President of Avaesen. Marcos J. Lacruz, speaker at the next i-Talks “Energy & Climate” event on 9 November, expresses himself forcefully on climate change: “we are late”. In this sense, he assures that the Valencian Community is “a very vulnerable region.”
P: After his re-election in 2018 as president of Avaesen, he outlined major challenges in the energy sector: water cycle, sustainable urban planning, energy efficiency, renewables, builders, etc. What balance do you make of the same three years later?
R: In this new stage we have managed to position Avaesen as a own innovation ecosystem in the fight for sustainability and climate change. With the support of the Council and partners we are present in all relevant debates on energy and environment at the municipal, regional, national and European level.
P: Avaesen groups more than 100 associated companies. What competitive advantage does it offer?
R: We are a very open and participatory organization. This means that, for example, companies of all sizes can have the same information on legislation that could have the large business groups, promoting the knowledge dissemination and the direct contacts with administrations.
P: Self-consumption and energy communities are some of the backbones of the energy transition. However, they seem to be great unknown to a large part of the population. Faced with the necessary challenge of building sustainable cities, do you think that current education is enough?
R: The world of energy has traditionally been opaque. We have come a long way in terms of energy freedom and we have a very favorable legal scenario own and shared self-consumption.
Legislatively and technically, we have a broad range of solutions to be able to offer consumers, but now we have to focus our efforts on publicizing the tools we have developed, how to use them and which ones are best suited to the consumer profile.
P: In this sense, events such as i-Talks seek to offer tools and shared knowledge to small and medium-sized companies. What items will focus your presentation?
R: I will explain that we are immersed in a energy revolution and the economic and social transformative effect of the opportunity before us.
P: Consolidating a new green economy inevitably requires a large budget investment. Do you think this is one of the great handicaps? What other factors do you consider decisive?
R: Honestly, with the level of financial commitment that have been announced in the recovery plans, which will base a large part of their budget on the transformation of the energy model, together with the appetite for private investment, I think we have enough.
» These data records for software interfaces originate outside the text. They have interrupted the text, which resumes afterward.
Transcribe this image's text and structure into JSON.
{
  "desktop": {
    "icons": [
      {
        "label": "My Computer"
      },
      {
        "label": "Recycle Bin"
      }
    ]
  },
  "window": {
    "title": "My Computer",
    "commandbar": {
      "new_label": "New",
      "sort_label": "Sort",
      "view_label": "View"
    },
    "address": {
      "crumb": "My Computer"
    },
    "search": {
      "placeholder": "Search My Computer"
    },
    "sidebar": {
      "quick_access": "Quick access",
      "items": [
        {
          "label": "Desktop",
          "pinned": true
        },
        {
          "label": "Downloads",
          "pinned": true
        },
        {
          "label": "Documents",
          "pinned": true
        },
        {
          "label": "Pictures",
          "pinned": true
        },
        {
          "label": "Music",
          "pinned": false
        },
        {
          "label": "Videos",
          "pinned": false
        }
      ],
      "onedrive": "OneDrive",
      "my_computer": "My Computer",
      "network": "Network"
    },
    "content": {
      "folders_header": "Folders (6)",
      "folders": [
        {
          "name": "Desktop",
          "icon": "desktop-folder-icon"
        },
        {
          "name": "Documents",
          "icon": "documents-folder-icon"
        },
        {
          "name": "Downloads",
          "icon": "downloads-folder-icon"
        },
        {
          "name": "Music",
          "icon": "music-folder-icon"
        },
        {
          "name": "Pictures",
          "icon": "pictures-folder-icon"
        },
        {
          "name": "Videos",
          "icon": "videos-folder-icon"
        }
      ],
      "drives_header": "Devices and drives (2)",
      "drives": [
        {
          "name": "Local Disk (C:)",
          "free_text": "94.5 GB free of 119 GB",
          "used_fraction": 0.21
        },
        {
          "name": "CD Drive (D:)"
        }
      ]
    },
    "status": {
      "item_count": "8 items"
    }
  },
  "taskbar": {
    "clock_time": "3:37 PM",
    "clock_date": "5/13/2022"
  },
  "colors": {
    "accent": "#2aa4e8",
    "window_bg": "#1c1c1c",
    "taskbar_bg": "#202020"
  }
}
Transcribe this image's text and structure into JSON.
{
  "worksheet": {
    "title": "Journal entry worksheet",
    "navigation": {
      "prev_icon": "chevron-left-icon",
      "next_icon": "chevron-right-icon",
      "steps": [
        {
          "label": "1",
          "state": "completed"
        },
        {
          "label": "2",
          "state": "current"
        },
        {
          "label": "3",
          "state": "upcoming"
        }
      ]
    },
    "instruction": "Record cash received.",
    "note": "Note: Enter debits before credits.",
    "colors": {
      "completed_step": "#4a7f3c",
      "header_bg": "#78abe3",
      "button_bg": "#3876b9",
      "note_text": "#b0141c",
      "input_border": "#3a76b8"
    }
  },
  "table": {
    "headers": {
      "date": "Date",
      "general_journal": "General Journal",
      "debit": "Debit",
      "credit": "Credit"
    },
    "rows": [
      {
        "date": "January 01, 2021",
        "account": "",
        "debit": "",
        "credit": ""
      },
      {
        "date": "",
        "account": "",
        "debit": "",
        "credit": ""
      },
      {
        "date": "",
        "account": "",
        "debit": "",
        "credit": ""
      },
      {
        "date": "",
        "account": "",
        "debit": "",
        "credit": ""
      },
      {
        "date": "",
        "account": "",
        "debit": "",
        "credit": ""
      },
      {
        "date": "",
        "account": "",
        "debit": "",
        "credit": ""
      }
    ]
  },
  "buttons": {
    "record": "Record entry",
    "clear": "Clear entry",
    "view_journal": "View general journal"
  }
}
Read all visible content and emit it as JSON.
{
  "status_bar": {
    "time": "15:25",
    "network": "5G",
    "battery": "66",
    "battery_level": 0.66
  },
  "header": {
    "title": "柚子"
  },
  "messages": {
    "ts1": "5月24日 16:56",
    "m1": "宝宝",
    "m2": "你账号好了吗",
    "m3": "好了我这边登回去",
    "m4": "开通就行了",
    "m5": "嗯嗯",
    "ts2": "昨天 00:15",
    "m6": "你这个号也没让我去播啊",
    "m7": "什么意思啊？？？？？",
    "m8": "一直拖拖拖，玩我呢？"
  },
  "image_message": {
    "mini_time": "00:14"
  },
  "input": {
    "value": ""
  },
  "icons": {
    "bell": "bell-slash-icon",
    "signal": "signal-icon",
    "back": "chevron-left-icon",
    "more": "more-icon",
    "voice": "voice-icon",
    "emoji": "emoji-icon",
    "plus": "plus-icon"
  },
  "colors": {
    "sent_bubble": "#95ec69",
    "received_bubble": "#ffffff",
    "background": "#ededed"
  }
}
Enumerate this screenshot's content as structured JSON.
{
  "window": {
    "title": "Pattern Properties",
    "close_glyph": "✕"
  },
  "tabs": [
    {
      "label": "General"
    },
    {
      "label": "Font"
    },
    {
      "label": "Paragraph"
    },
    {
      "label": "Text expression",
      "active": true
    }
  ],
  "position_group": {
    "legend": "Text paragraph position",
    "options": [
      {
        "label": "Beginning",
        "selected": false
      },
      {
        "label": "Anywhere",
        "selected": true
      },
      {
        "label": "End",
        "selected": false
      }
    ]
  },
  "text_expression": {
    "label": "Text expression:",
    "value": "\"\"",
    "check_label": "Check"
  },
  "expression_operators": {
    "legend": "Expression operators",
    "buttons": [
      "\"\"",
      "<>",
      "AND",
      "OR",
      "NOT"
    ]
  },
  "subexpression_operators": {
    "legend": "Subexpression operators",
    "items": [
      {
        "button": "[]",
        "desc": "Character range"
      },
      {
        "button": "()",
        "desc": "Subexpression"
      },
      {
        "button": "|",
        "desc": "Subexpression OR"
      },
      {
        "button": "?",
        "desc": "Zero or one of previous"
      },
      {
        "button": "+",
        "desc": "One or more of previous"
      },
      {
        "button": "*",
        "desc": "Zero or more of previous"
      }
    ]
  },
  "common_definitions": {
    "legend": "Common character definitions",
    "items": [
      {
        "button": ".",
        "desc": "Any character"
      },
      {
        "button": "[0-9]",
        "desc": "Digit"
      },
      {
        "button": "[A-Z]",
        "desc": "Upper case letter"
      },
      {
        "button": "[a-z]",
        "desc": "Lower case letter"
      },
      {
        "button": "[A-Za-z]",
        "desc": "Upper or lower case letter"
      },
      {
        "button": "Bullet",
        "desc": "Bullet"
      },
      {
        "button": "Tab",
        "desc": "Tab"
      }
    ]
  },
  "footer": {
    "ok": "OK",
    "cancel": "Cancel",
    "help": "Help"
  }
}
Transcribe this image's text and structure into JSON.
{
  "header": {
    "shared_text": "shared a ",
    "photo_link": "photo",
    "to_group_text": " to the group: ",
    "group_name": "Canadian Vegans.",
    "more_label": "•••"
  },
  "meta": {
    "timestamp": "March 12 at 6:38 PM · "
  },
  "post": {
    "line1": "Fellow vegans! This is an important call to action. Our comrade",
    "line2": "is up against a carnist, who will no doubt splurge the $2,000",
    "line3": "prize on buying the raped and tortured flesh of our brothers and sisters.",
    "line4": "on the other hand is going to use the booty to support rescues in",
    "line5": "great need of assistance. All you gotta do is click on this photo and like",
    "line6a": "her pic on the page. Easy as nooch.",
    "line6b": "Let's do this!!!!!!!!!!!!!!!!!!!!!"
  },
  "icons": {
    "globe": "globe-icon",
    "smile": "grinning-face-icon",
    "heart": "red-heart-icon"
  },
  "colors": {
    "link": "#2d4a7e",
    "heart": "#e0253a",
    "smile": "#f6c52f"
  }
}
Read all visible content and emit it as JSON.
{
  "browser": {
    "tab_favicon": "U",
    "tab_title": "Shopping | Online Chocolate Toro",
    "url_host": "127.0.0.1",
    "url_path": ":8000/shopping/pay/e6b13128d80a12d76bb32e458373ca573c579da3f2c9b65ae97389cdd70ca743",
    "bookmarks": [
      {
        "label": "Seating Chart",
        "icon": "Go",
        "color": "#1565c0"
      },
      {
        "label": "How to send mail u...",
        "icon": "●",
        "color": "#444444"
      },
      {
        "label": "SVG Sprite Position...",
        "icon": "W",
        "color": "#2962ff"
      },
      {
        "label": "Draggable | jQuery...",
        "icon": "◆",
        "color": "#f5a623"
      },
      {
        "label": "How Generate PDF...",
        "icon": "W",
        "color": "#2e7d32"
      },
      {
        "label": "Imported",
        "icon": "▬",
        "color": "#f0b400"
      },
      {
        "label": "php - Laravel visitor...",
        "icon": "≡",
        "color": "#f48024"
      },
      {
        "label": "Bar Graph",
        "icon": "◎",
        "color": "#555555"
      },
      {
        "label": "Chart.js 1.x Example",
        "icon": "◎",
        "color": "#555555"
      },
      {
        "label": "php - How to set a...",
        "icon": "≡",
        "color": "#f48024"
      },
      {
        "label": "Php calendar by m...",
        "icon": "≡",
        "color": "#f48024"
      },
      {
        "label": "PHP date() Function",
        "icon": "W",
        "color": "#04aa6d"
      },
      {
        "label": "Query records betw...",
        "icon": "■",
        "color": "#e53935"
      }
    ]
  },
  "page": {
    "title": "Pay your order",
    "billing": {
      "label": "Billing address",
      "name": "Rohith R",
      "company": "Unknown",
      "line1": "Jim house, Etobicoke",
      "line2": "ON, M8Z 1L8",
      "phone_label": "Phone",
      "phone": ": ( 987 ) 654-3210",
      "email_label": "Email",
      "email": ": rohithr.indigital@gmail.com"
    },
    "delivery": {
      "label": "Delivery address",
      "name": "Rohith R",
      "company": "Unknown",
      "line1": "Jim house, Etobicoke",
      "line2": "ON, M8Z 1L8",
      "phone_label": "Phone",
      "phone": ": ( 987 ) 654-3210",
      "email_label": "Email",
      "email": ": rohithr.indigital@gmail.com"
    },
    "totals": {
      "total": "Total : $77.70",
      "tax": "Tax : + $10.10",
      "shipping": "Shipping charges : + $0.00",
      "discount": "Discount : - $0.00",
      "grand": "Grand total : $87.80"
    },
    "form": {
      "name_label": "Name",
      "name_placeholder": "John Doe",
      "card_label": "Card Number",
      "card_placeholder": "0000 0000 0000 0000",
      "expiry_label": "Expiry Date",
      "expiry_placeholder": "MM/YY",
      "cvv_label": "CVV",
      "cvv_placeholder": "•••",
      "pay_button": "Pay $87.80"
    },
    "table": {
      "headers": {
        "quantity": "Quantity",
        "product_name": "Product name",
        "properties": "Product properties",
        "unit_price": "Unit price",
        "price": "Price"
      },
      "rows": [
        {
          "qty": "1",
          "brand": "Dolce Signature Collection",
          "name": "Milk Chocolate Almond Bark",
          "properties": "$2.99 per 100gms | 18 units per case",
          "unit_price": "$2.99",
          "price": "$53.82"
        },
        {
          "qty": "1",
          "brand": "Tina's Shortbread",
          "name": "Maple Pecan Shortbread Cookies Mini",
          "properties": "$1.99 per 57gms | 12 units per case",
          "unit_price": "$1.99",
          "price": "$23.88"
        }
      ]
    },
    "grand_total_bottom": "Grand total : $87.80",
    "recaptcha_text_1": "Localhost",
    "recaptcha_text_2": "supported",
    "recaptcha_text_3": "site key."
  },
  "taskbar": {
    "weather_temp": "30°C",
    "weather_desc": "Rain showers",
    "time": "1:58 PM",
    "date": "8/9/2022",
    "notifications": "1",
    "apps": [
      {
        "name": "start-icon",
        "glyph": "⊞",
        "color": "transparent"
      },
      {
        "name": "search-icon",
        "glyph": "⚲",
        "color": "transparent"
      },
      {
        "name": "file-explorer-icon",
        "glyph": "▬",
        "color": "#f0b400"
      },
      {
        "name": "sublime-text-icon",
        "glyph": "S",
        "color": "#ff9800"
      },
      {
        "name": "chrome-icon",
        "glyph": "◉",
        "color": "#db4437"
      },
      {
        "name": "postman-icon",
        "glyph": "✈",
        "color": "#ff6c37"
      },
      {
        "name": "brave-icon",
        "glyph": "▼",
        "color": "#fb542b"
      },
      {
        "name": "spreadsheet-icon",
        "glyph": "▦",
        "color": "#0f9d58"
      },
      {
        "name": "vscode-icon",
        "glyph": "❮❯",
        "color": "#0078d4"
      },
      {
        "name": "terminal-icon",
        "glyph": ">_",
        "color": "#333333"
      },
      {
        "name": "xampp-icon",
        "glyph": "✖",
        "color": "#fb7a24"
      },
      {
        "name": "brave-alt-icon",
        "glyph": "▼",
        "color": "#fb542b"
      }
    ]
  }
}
The important thing is that these funds have a proper application and are distributed with a balance that fosters innovation, employment and local industry.
Once the financial commitment has been achieved, it seems very important to me establish adequate administrative mechanisms so that the transformation does not get stuck in the dispatches.
P: In the challenge of sustainability, is it more important to arrive quickly or to undertake the ecological transformation at a less ambitious pace?
R: All studies regarding climate change they announce that we arrived late. We are already experiencing consequences of global warming, being the Valencian Community a very vulnerable region in case everything remains the same.
We are on a collision trajectory before a climate catastrophe that requires imminent and decisive action. This does not mean that we should develop renewables no judgment, but we should move much faster than we are doing.
P: Beyond political commitments and project grants, is speeding up bureaucracy decisive?
R: The excessive bureaucracy and slow administrative progress is the main brake in the fight against climate change. We have managed to set ourselves reasonable sustainable development goals accompanied by adequate legislation, but the degree of development is very low due to the excessive time that the processes of legalization of facilities take.
This not being resolved immediately will generate business frustration first and then a citizen for not having been able to find a remedy when we were still on time.
Eddie is an Australian news reporter with over 9 years in the industry and has published on Forbes and tech crunch.